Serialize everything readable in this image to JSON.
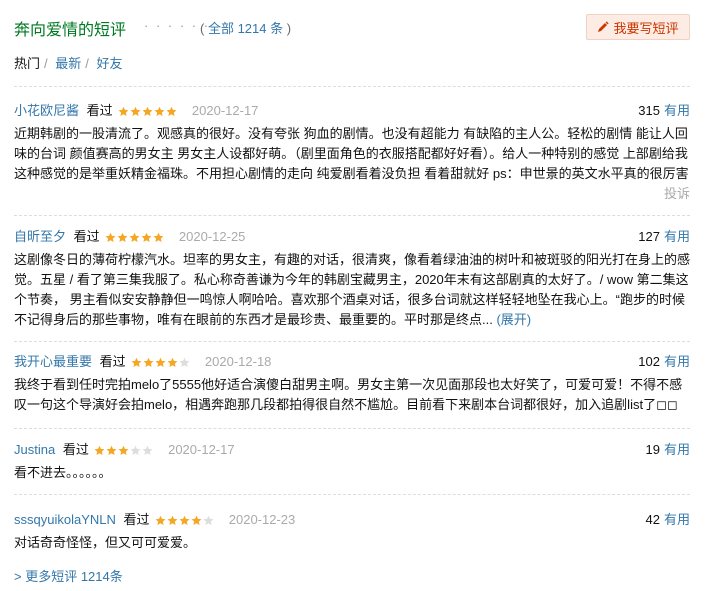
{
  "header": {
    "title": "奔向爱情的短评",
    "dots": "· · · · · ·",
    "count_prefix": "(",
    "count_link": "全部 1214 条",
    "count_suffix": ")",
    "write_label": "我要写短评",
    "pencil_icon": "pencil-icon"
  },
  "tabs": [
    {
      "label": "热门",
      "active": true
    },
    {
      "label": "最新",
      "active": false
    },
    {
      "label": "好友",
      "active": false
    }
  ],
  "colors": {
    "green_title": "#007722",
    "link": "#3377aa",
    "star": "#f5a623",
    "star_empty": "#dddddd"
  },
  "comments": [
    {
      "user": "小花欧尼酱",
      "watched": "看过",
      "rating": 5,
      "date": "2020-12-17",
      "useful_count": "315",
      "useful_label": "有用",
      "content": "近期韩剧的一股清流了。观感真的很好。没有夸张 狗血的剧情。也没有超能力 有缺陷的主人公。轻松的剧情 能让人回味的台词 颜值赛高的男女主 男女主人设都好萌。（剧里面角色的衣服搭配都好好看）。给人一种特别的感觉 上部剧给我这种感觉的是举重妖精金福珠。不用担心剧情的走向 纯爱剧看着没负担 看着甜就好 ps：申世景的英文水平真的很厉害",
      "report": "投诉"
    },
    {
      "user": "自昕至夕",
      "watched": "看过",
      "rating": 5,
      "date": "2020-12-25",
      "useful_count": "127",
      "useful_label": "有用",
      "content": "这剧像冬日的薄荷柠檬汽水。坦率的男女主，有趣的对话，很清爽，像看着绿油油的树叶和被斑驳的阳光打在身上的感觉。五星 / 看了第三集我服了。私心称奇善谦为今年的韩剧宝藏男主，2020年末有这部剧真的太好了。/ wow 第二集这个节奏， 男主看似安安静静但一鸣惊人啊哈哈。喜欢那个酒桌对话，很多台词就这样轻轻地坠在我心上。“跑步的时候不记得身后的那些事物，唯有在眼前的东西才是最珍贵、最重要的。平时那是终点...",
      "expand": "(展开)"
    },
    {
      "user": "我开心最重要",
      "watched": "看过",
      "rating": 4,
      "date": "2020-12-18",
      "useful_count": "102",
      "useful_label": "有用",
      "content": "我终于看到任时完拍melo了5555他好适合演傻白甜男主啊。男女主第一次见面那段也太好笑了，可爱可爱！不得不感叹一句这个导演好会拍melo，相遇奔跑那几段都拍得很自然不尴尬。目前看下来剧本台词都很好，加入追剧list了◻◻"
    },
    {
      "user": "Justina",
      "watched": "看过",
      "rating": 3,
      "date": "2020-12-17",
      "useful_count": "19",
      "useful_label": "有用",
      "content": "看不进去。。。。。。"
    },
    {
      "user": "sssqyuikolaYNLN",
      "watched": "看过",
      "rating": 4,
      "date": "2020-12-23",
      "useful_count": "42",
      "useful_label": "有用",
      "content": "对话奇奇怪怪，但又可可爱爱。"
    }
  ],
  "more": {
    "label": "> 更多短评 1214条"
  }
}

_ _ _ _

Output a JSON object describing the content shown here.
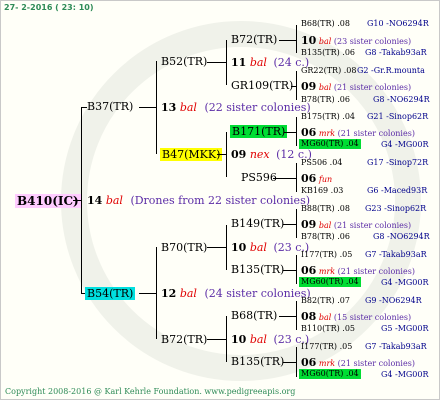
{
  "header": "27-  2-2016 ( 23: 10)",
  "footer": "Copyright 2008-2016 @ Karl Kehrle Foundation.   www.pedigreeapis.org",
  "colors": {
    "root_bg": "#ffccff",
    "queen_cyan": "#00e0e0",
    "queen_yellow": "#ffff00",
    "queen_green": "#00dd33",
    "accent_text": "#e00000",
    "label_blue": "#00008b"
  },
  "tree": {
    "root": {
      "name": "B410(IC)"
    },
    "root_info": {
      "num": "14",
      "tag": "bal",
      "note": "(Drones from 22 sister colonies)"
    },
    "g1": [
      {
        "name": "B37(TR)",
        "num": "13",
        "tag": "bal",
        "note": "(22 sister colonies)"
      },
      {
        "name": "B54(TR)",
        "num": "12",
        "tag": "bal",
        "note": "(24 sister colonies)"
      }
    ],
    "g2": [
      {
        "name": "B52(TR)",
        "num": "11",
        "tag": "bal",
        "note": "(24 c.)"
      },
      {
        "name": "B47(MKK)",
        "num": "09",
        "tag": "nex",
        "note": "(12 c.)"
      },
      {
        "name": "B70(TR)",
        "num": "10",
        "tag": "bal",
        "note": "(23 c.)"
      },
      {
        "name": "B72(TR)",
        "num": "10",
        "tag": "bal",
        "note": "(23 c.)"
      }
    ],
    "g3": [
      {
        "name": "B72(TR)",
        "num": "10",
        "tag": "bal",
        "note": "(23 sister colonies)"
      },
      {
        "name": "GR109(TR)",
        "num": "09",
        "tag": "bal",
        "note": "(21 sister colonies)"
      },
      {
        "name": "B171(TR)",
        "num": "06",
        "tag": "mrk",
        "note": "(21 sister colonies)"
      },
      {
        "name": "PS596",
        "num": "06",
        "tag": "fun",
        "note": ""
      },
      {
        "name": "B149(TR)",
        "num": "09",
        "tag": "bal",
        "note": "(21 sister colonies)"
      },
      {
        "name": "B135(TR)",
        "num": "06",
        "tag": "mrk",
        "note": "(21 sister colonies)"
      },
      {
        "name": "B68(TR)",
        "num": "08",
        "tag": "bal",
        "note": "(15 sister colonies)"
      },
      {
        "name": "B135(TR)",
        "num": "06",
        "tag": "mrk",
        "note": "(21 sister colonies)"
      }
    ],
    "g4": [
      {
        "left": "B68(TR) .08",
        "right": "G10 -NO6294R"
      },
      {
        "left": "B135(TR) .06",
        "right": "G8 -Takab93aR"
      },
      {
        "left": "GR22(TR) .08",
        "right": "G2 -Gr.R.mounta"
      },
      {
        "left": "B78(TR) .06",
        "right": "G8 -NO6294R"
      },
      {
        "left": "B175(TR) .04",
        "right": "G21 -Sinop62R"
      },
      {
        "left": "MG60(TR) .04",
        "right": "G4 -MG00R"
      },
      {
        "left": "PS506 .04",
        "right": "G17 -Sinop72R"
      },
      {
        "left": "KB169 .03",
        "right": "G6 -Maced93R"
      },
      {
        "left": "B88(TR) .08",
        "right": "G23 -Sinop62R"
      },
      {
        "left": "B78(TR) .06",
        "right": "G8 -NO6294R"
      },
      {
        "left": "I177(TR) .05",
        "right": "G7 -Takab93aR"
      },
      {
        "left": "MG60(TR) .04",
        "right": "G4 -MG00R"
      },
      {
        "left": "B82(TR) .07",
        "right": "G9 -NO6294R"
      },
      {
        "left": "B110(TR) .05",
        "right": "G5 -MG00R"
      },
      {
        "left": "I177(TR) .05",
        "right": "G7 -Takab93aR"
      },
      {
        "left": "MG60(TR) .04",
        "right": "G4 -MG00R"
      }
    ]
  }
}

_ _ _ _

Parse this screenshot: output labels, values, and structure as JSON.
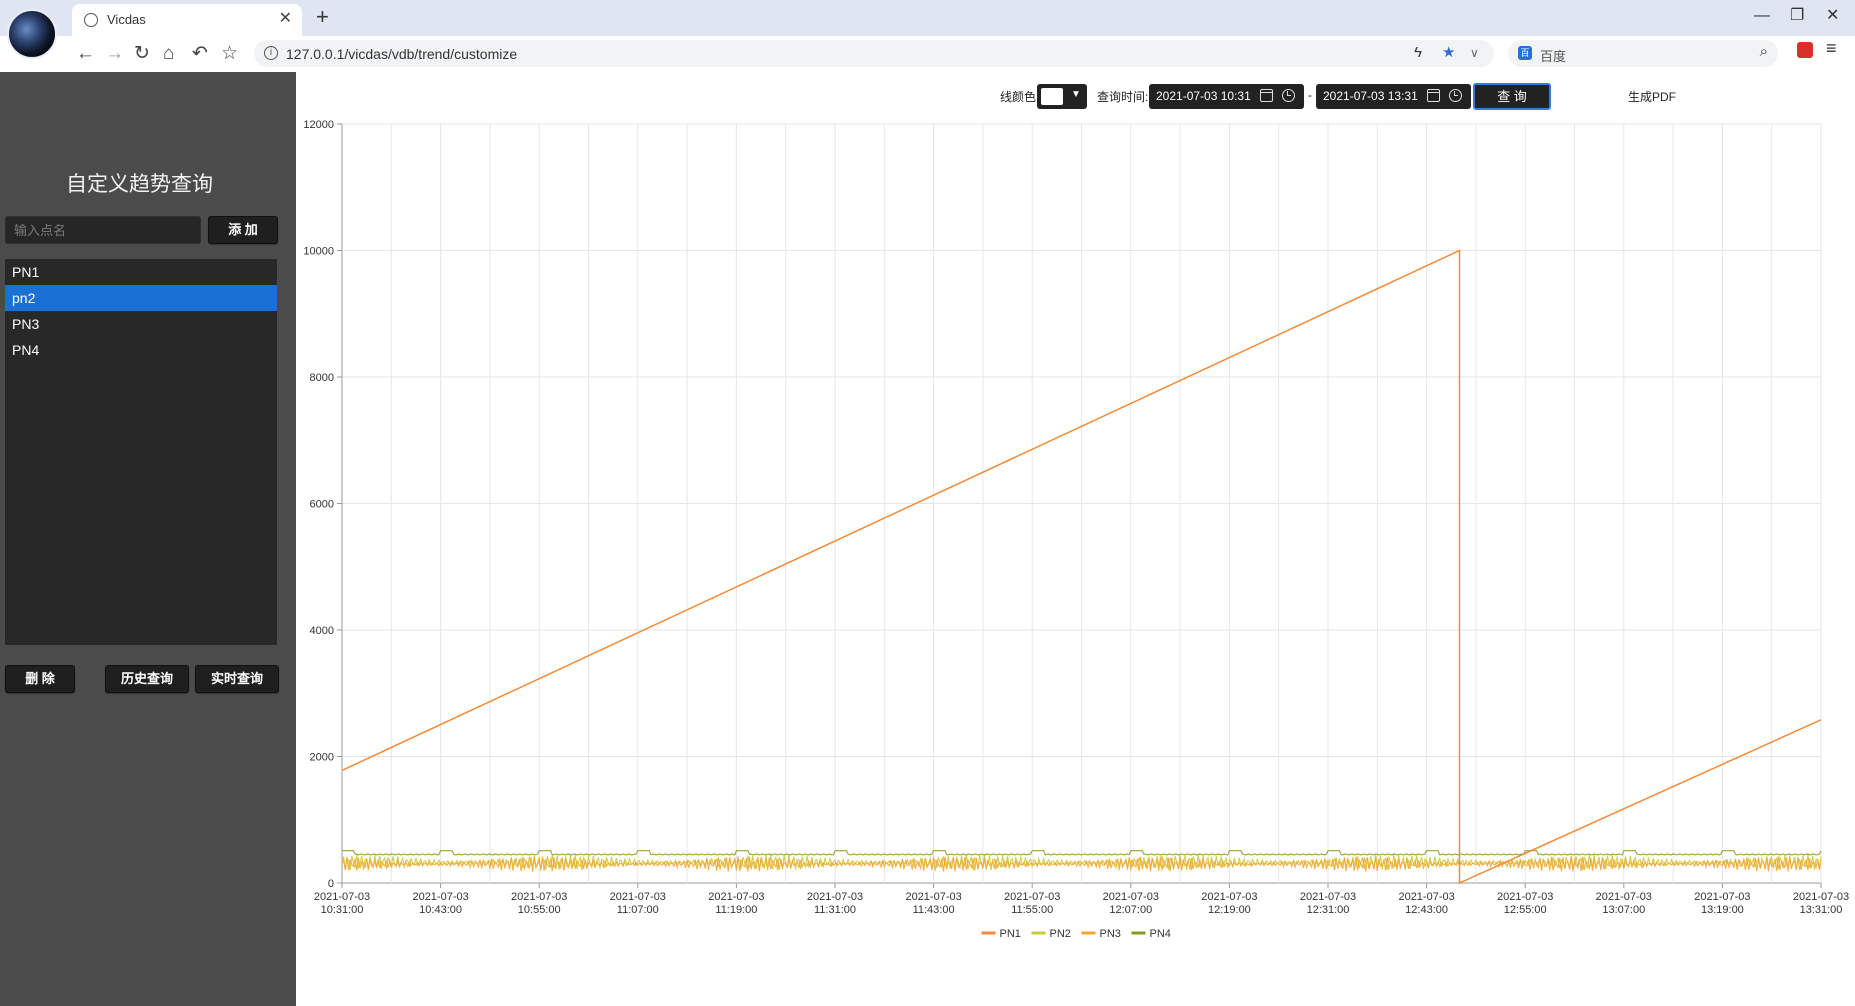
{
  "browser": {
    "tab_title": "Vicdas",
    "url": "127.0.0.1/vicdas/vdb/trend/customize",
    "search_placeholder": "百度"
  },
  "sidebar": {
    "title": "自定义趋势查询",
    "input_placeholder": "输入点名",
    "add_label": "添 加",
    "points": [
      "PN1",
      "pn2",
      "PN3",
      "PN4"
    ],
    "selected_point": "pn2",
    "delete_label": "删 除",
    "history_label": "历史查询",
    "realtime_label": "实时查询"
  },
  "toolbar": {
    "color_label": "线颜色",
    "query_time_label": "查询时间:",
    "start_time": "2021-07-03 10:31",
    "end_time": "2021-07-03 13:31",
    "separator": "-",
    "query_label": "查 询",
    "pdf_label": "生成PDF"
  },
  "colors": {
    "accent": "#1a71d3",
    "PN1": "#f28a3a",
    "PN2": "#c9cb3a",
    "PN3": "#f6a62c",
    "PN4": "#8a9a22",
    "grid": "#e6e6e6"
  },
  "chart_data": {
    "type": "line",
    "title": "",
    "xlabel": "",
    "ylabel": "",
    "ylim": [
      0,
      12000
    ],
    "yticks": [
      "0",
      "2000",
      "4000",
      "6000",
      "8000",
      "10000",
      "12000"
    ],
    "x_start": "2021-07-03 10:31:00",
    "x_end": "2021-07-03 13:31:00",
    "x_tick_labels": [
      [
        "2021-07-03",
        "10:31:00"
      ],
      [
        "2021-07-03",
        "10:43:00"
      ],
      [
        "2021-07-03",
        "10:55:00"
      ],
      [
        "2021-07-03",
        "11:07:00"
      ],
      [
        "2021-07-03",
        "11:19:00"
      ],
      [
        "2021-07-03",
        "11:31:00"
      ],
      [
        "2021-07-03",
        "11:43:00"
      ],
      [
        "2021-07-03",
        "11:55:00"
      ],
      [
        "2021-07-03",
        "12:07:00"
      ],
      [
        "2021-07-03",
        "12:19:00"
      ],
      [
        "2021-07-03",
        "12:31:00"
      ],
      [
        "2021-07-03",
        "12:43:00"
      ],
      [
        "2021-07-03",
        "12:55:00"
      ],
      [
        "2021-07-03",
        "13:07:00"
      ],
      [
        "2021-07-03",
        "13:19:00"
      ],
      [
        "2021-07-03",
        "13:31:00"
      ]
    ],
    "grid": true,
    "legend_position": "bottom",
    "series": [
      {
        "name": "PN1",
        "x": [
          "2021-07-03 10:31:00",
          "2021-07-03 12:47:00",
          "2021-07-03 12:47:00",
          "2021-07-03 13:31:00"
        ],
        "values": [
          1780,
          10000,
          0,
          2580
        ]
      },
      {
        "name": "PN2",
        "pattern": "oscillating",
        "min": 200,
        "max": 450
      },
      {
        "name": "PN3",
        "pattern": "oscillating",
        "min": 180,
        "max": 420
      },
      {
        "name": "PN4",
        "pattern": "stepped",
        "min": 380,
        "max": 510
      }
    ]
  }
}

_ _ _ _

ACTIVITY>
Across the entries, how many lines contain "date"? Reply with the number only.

SOLVED EXERCISE>
5